In the past fortnight, J.K. Rowling broke many of her young fans’ hearts when she revealed that she didn’t believe her characters Ron Weasley and Hermione Granger to be ideally suited to one another. There were tears, and numerous outraged articles written telling the author to keep her revisionist opinions to herself – for these readers, the final book has been written, and the plot is no longer Rowling’s to own. Indeed, such is the devotion inspired by Harry Potter that for some, the world of Harry and his fight against the evil wizard Voldemort does not end in the final pages of Book Seven, but continues to influence their actions in their own communities and countries. The Harry Potter Alliance serves as a rallying point for fans, who are inspired by Harry’s fight for the equal rights of house-elves and werewolves to lobby their own politicians for marriage equality, and rights for illegal immigrants. Blogs on the Alliance’s website make further parallels between fictional events and events in the world today, for example, one begins: “If we lose control of the media, we lose control of our own voice. That’s why Voldemort seized control of the Daily Prophet, and it’s why [in The Hunger Games] the Capitol keeps a tight lock on the information being broadcast to the twelve districts’.
The Harry Potter Alliance does more than just bring fans together, and it has been involved in a campaign to get Warner Brothers to certify that all the ‘Harry Potter’ branded chocolate they sell is fair trade. In a recent BBC radio programme, the founder of the Alliance Andrew Slack admitted that he would like his organization to not only make change on the issues it cares about, but also inspire others to get behind stories and causes that they believe in. He said,“this is not about just simply can we get Warner Brothers to make change, this is about encouraging other groups to embrace the books, the TV shows, the stories they love to make change. If we don’t utilise stories then we are making a grave mistake, we are missing the boat in terms of the role that symbolism can play in terms of deep impact. We’re interested in changing the nature of activism.”
It may be however that the nature of activism is already changing – the Harry Potter Alliance is not the only example of the power of ‘fan activism’. Lady Gaga was able to mobilise many of her fans to call their senators in opposition to the ‘Don’t Ask Don’t Tell’ law in the American military, and YouTube comedian Hannah Hart inspired hundreds to help out in their neighbourhood food banks when she went on a crowdfunded tour of the United States. This is more than the ‘slacktivism‘ which has been criticised by Evgeny Morozov, as it involves activity which is offline as well as online and has real-world impacts. On one level, such celebrity inspired activism is nothing new – we all remember popular events such as Band Aid. Arguably though, the power of the internet allows fans to organise amongst themselves in a way that has never been possible before.

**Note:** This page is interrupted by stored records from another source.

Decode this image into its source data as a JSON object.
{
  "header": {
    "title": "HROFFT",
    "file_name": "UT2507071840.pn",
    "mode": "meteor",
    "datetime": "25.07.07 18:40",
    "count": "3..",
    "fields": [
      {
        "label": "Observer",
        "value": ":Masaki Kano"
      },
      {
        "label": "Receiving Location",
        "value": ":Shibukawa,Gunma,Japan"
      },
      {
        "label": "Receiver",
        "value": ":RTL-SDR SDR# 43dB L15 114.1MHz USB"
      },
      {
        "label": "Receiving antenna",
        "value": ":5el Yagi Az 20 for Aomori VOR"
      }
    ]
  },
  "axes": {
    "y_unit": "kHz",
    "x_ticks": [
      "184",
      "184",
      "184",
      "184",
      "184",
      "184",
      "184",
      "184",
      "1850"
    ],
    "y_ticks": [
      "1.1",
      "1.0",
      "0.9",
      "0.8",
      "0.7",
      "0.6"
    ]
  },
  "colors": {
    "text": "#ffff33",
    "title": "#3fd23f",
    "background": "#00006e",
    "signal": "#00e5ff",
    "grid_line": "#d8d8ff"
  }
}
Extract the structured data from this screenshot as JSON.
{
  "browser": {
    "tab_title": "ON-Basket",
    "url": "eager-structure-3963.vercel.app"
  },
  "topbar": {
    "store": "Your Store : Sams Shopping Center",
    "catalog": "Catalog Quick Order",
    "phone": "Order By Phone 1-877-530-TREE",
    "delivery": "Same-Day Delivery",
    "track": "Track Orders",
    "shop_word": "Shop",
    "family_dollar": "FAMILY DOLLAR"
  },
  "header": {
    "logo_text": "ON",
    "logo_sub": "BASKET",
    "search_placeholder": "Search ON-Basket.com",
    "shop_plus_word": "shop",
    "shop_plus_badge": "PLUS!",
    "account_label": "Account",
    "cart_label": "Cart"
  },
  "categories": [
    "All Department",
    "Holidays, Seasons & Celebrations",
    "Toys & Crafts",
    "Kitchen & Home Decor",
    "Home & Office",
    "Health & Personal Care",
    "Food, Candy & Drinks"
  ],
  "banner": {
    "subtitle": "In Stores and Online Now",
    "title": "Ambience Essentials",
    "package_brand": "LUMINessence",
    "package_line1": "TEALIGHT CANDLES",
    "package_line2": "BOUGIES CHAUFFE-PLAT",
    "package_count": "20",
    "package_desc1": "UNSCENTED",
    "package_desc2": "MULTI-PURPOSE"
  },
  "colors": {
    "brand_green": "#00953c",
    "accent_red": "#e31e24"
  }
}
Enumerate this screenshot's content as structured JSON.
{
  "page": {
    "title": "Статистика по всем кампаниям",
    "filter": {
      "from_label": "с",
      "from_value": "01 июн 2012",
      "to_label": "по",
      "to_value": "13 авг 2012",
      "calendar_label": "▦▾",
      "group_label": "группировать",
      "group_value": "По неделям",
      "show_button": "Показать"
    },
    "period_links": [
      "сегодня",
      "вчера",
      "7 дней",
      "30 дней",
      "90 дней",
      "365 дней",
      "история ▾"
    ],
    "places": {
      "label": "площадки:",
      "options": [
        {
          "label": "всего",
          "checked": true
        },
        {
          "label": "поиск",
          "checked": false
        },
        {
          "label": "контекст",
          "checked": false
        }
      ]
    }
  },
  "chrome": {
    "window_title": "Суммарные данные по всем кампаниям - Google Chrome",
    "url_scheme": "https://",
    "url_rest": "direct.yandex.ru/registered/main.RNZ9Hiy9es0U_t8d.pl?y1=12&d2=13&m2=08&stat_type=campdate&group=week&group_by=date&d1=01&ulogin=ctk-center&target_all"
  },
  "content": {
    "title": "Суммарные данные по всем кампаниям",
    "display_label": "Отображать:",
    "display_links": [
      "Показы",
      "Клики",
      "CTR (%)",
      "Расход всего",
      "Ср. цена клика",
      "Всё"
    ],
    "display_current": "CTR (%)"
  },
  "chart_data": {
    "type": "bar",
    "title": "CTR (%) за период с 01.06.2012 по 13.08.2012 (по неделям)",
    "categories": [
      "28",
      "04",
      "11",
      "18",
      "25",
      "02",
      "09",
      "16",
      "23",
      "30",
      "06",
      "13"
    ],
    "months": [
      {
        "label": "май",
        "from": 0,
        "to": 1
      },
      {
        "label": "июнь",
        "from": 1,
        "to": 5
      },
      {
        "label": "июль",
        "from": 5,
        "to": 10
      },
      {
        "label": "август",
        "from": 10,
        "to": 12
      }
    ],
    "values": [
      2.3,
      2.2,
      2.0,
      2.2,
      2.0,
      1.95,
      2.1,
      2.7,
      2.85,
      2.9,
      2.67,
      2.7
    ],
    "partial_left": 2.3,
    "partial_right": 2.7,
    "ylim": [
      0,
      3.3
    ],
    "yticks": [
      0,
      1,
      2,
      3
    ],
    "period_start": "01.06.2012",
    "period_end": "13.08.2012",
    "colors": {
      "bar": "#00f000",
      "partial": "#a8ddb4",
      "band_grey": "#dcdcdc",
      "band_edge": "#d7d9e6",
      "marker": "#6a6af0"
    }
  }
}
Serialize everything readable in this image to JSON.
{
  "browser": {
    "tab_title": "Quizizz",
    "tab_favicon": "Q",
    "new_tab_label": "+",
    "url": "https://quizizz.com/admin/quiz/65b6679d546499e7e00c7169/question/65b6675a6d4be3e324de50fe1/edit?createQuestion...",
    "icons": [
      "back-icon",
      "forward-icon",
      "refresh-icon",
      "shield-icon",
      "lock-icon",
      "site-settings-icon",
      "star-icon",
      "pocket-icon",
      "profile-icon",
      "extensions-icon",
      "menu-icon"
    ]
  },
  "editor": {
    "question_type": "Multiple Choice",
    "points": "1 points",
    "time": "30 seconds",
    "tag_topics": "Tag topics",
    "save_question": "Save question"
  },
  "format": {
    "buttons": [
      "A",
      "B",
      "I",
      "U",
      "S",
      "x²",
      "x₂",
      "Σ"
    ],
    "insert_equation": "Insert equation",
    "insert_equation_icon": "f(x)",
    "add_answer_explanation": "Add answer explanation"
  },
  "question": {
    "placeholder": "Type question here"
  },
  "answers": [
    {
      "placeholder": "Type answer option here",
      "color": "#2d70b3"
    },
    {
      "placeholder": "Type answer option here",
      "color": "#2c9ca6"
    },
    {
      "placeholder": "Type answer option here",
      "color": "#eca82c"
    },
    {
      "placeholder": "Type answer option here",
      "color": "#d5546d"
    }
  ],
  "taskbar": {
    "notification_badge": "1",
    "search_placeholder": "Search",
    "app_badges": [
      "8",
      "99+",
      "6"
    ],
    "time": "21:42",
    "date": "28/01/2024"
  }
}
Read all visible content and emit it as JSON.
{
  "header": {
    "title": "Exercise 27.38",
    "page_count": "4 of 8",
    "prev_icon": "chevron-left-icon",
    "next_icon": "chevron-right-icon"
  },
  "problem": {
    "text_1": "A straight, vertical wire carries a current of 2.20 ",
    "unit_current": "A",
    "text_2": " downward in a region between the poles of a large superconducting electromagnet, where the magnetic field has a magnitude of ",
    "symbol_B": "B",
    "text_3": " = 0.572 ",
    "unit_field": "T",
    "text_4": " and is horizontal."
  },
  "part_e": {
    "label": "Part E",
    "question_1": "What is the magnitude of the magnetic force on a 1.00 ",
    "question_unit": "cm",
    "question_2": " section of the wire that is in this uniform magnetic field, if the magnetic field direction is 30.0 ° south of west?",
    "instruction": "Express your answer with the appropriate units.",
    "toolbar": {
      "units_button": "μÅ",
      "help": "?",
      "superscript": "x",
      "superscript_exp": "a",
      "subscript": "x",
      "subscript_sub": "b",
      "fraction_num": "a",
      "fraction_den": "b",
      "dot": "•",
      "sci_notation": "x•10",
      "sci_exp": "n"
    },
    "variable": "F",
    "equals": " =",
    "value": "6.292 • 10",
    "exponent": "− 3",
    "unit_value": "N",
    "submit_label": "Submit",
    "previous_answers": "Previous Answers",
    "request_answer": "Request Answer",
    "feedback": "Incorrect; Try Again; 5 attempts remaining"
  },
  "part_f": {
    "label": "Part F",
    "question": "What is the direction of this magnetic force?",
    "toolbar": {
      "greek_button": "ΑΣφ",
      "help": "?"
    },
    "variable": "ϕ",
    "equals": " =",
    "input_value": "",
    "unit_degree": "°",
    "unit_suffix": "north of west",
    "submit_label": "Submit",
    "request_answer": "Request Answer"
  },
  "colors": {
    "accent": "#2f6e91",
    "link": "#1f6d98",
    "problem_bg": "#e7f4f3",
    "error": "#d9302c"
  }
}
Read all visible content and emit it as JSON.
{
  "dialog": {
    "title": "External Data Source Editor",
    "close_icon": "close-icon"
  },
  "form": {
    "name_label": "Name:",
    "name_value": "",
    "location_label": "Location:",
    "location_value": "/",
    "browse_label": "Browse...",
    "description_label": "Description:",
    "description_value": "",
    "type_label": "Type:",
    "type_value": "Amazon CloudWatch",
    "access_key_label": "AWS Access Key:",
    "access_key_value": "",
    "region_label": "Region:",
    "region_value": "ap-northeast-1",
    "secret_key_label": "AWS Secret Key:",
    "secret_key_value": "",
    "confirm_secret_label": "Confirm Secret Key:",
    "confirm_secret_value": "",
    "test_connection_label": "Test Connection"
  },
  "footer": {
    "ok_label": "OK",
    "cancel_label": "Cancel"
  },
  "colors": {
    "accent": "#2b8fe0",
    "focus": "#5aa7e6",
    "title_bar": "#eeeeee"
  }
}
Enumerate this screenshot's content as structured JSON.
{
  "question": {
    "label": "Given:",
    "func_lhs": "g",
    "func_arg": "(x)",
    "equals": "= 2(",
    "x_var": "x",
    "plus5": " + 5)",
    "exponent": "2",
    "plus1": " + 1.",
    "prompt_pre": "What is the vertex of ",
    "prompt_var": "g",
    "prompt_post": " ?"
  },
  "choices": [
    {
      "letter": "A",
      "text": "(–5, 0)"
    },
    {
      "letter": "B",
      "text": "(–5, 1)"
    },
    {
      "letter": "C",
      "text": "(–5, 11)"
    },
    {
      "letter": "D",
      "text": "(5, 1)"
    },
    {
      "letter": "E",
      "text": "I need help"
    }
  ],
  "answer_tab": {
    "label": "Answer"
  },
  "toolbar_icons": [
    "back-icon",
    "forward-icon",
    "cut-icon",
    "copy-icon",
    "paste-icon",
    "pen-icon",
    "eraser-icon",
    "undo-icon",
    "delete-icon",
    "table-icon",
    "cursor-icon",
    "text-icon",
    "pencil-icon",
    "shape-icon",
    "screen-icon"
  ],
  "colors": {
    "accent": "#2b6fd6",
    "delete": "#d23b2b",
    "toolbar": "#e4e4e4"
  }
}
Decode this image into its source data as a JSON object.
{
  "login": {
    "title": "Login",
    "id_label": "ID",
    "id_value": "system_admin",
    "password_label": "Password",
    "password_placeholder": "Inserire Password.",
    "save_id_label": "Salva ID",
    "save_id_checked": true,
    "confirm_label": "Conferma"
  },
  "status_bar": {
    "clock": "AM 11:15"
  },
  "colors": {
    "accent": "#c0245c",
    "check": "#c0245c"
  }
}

It is striking that the growth in the power of ‘fan activism’ coincides with a decline in the popularity of Western organised religions, which has historically been another way in which people have mobilised around stories and characters to effect change in their own communities. Fan activism also reflects a decline in the strength of local communities, and a general rise in the profile of global celebrities, who increasingly are famous not only for their talents but also for their personalities which are constantly being shared with their fans through social media. Fan activism also reflects a growing rise in the power and ubiquity of connections which are formed online. People really care about the books, movies and TV shows that they love, and through the internet they are able to connect with other people who feel the same way. The resulting bonds that are formed are intense, as the Internet allows people with very specific common interests to find each other and communicate in a myriad of ways. Furthermore, with the popularity of social media such as YouTube, Facebook, and Twitter, it is easy for people to not only act to support causes that they believe in, but to do this in a highly visible way which can influence others. For example, after Lady Gaga tweeted that she would like fans to call their senators, two teenage girls decided to make a YouTube video of themselves doing just that, and after they posted this on the internet they tweeted at their heroine to let her know what they had done. She re-tweeted their post to thousands of her followers, who then began to follow suit. This is an example of an interesting symbiosis between celebrities and their fans, which has been intensified by the internet.
Charities and third sector organisations have been quick to harness the power of ‘fan activism’ in order to promote their own causes and campaigns – witness roles such as United Nation Special Envoys, or Oxfam Celebrity Ambassadors. Ultimately however, what ‘fan activism’ points to is a highly connected world where organised campaigns on behalf of major charities or politicians are less and less important, while thousands of people from all over the world can mobilise overnight around a specific issue that they care about, brought together by a shared passion for a celebrity or story, and sparked by a random Tweet or YouTube video.
Photo credit: Jason H. Smith via Flickr under a Creative Commons License